Monkton, Launceston, Rawston, Rushton, Hinton, Keyneston,
Terente, meaning trespasser was the original name of the River Tarrant and it has been flowing here for over a thousand years where it empties into the Stour at Crawford.
Rushton which is one of the eight villages. stole the limelight when it became the site of a wartime airfield that served a major role in the Second World War and later it was the base for experiments carried by Sir Alan Cobham and is Flight Refuelling Company, which showed its versatility during the Falklands war in 1982. Lancaster bombers and Meteor jets broke the peace and quiet of the Stour valley during these experiments and the landowners from Crichel, the Martens, eventually got the land returned to agriculture, and the area now has peace and quiet.
The ancient church which is in a cross shape dates back to the 12th century.
Gunville sits at the source of the river and the entrance to Eastbury Hall seems to dominate the mansion. Geogre Bubb Dodington who was a dandy about 200 years ago, and became Lord Melcombe, was the builder of the mansion and designed it on the same lines as Blenheim Palace. He had inherited a fortune and £140,000 was spent on the building of the mansion, but when he died it was found it was too expensive to maintain so was demolished.

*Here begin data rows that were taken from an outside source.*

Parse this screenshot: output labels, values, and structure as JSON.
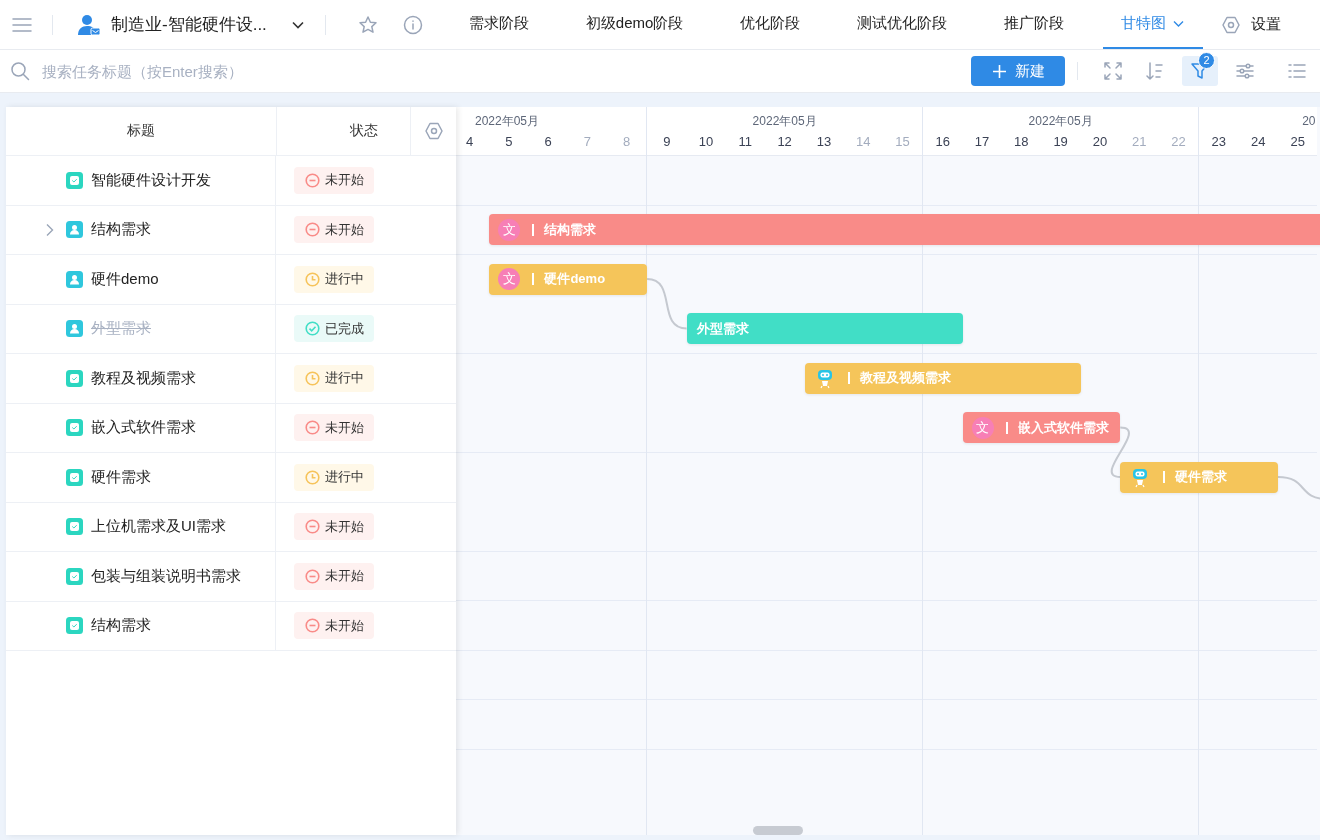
{
  "header": {
    "project_title": "制造业-智能硬件设...",
    "tabs": [
      {
        "label": "需求阶段",
        "selected": false,
        "dropdown": false
      },
      {
        "label": "初级demo阶段",
        "selected": false,
        "dropdown": false
      },
      {
        "label": "优化阶段",
        "selected": false,
        "dropdown": false
      },
      {
        "label": "测试优化阶段",
        "selected": false,
        "dropdown": false
      },
      {
        "label": "推广阶段",
        "selected": false,
        "dropdown": false
      },
      {
        "label": "甘特图",
        "selected": true,
        "dropdown": true
      }
    ],
    "settings": "设置"
  },
  "toolbar": {
    "search": {
      "placeholder": "搜索任务标题（按Enter搜索）"
    },
    "new_button": "新建",
    "filter": {
      "active": true,
      "badge": "2"
    }
  },
  "table": {
    "columns": [
      "标题",
      "状态"
    ],
    "rows": [
      {
        "title": "智能硬件设计开发",
        "kind": "task",
        "expandable": false,
        "done": false,
        "status": {
          "kind": "todo",
          "label": "未开始"
        }
      },
      {
        "title": "结构需求",
        "kind": "user",
        "expandable": true,
        "done": false,
        "status": {
          "kind": "todo",
          "label": "未开始"
        },
        "bar": {
          "label": "结构需求",
          "color": "#f98b88",
          "avatar": {
            "kind": "text",
            "text": "文"
          },
          "link_out": false
        }
      },
      {
        "title": "硬件demo",
        "kind": "user",
        "expandable": false,
        "done": false,
        "status": {
          "kind": "doing",
          "label": "进行中"
        },
        "bar": {
          "label": "硬件demo",
          "color": "#f5c55a",
          "avatar": {
            "kind": "text",
            "text": "文"
          },
          "link_out": true
        }
      },
      {
        "title": "外型需求",
        "kind": "user",
        "expandable": false,
        "done": true,
        "status": {
          "kind": "done",
          "label": "已完成"
        },
        "bar": {
          "label": "外型需求",
          "color": "#41dec6",
          "link_out": false
        }
      },
      {
        "title": "教程及视频需求",
        "kind": "task",
        "expandable": false,
        "done": false,
        "status": {
          "kind": "doing",
          "label": "进行中"
        },
        "bar": {
          "label": "教程及视频需求",
          "color": "#f5c55a",
          "avatar": {
            "kind": "robot"
          },
          "link_out": false
        }
      },
      {
        "title": "嵌入式软件需求",
        "kind": "task",
        "expandable": false,
        "done": false,
        "status": {
          "kind": "todo",
          "label": "未开始"
        },
        "bar": {
          "label": "嵌入式软件需求",
          "color": "#f98b88",
          "avatar": {
            "kind": "text",
            "text": "文"
          },
          "link_out": true
        }
      },
      {
        "title": "硬件需求",
        "kind": "task",
        "expandable": false,
        "done": false,
        "status": {
          "kind": "doing",
          "label": "进行中"
        },
        "bar": {
          "label": "硬件需求",
          "color": "#f5c55a",
          "avatar": {
            "kind": "robot"
          },
          "link_out": true
        }
      },
      {
        "title": "上位机需求及UI需求",
        "kind": "task",
        "expandable": false,
        "done": false,
        "status": {
          "kind": "todo",
          "label": "未开始"
        }
      },
      {
        "title": "包装与组装说明书需求",
        "kind": "task",
        "expandable": false,
        "done": false,
        "status": {
          "kind": "todo",
          "label": "未开始"
        }
      },
      {
        "title": "结构需求",
        "kind": "task",
        "expandable": false,
        "done": false,
        "status": {
          "kind": "todo",
          "label": "未开始"
        }
      }
    ]
  },
  "gantt": {
    "weeks": [
      {
        "label": "2022年05月",
        "days": [
          {
            "day": "4",
            "weekend": false
          },
          {
            "day": "5",
            "weekend": false
          },
          {
            "day": "6",
            "weekend": false
          },
          {
            "day": "7",
            "weekend": true
          },
          {
            "day": "8",
            "weekend": true
          }
        ]
      },
      {
        "label": "2022年05月",
        "days": [
          {
            "day": "9",
            "weekend": false
          },
          {
            "day": "10",
            "weekend": false
          },
          {
            "day": "11",
            "weekend": false
          },
          {
            "day": "12",
            "weekend": false
          },
          {
            "day": "13",
            "weekend": false
          },
          {
            "day": "14",
            "weekend": true
          },
          {
            "day": "15",
            "weekend": true
          }
        ]
      },
      {
        "label": "2022年05月",
        "days": [
          {
            "day": "16",
            "weekend": false
          },
          {
            "day": "17",
            "weekend": false
          },
          {
            "day": "18",
            "weekend": false
          },
          {
            "day": "19",
            "weekend": false
          },
          {
            "day": "20",
            "weekend": false
          },
          {
            "day": "21",
            "weekend": true
          },
          {
            "day": "22",
            "weekend": true
          }
        ]
      },
      {
        "label": "20",
        "days": [
          {
            "day": "23",
            "weekend": false
          },
          {
            "day": "24",
            "weekend": false
          },
          {
            "day": "25",
            "weekend": false
          }
        ]
      }
    ]
  }
}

Inside the church is a memorial to Thomas Wedgwood who was the son of the famous Josiah who had died in the same year as the Battle of Trafalgar and he contributed to the early days of photography and built a basic camera. He was later denied a part in this popular art and died before a way of fixing the images to make them permanent was found.
Tarrant Hinton, lies
downstream and is on the main Salisbury to Blandford road, its church
is hidden at the bottom of a lane and during World War I men of the
Naval Division did their training here before embarking for the fight
Rawston, is now mostly a farmstead, which is situated by a small waterfall and has a miniature water wheel, 18 ins. across which is housed in a little brick building 6 ft. square. The increase in traffic has led to the village being known to have 'the fastest High Street in the West', but has generally remained unchanged for around a century, There are shops at the crossroads and on another corner is the school building with the inn named True Lovers Knot which commemorates a double knot which is the lovers symbol.
William de Cahagnes was the ruler in the Tarrant valley during the time of the Saxons and the village got its name from the old Tarent Kahaines.
Crawford is the last village along the river and has a nine-arched bridge, the name derives from the Saxon Crow Ford which is apt as just across the river is Spetisbury which got its name from the woodpecker.
Keyneston Tarrant Keyneston is one
of the eight small villages which lie in
The first reference to a hamlet is, as usual, in the Domesday Book (1086) where the village is shown as Tarent Kaineston. The unusual second name is derived from Ralph de Caineto, who came over to England from France with William the Conqueror. Ralph’s elder son, another Ralph, was given the Manor of Tarrent through his wife. Ralph’s family is the same Keynes family who gave their name to Coombe Keynes, Dorset; Horsted Keynes, Sussex; Milton Keynes, Bucks, and Somerford Keynes, Wilts. In the records consulted, there is much variance in the spelling of the second name from those mentioned above to Kaynes and Keines. The variance in spelling was due mainly to the fact that pre 1500 very few written accounts are found. Most records were kept and written by the ecclesiastical authorities and together with no formal English grammar or spelling - Latin being the language of the church - many variations occur.
Hutchins’ History of Dorset (1870) quotes from
an old record that Ralph de Kahaynes settled himself at Tarent, after
his marriage, and founded a Nunnery there. The Kaynes mansion is
thought to have been situated a short distance to the west of the
present church, with the Nunnery nearby.